Another study that led to surprising results was one led by Assistant Professor Catalina Segura and Associate Professor Dana Warren. The two researchers work in different departments within the College of Forestry, and Warren is duel-appointed to the Department of Fisheries and Wildlife in the College of Agricultural Sciences. Working at the Andrews Forest brought them together.
The pair discovered that a small creek known as Cold Creek produces over 15 times the amount of water equivalent to its topographic drainage area. It appears that this water is received at high elevation and “funneled” through porous lava flows.
“Before this study, we knew the water was cold, but we didn’t know why,” Nelson says. “The isotopic signature is unique from the other creeks and streams as well, and its flow is steady, even throughout the summer in dry conditions.”
Nelson’s hope is the research that surprises and delights scientists continues, and that the public understands what an important resource the Andrews Forest is to forests and communities.
“I want people to have a ‘wow response,’ when they think about the forest and our research,” Nelson says. “I want them to recognize how special and unique it is. I want people to know about and be proud of the work that’s happening in this place. The science that happens in the Andrews Forest will inform decisions for land managers world-wide.”
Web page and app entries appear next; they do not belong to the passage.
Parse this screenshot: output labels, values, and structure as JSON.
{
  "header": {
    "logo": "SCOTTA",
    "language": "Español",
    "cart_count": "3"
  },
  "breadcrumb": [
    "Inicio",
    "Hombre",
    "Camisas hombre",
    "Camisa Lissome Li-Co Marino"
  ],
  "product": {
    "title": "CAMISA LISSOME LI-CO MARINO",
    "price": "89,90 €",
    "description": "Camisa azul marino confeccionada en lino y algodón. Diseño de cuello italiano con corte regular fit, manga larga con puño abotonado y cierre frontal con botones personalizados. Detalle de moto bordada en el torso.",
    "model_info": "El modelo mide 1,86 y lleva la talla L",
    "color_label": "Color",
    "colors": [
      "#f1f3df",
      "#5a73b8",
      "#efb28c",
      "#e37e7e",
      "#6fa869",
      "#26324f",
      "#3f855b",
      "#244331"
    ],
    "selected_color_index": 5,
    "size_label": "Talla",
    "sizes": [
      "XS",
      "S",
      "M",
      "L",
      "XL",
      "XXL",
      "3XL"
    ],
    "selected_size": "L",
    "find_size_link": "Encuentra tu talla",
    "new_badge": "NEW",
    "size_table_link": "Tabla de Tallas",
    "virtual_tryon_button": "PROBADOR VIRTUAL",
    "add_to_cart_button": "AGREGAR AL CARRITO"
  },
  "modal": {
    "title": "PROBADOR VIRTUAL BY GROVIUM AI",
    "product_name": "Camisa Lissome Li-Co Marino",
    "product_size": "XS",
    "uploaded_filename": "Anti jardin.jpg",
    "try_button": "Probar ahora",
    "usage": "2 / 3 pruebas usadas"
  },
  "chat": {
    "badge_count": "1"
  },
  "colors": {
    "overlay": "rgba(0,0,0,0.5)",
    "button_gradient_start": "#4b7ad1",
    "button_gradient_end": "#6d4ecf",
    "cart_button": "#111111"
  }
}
A version of this story appeared in the Spring 2020 issue of Focus on Forestry, the alumni magazine of the Oregon State University College of Forestry. Learn more about College of Forestry research facilities and collaborations.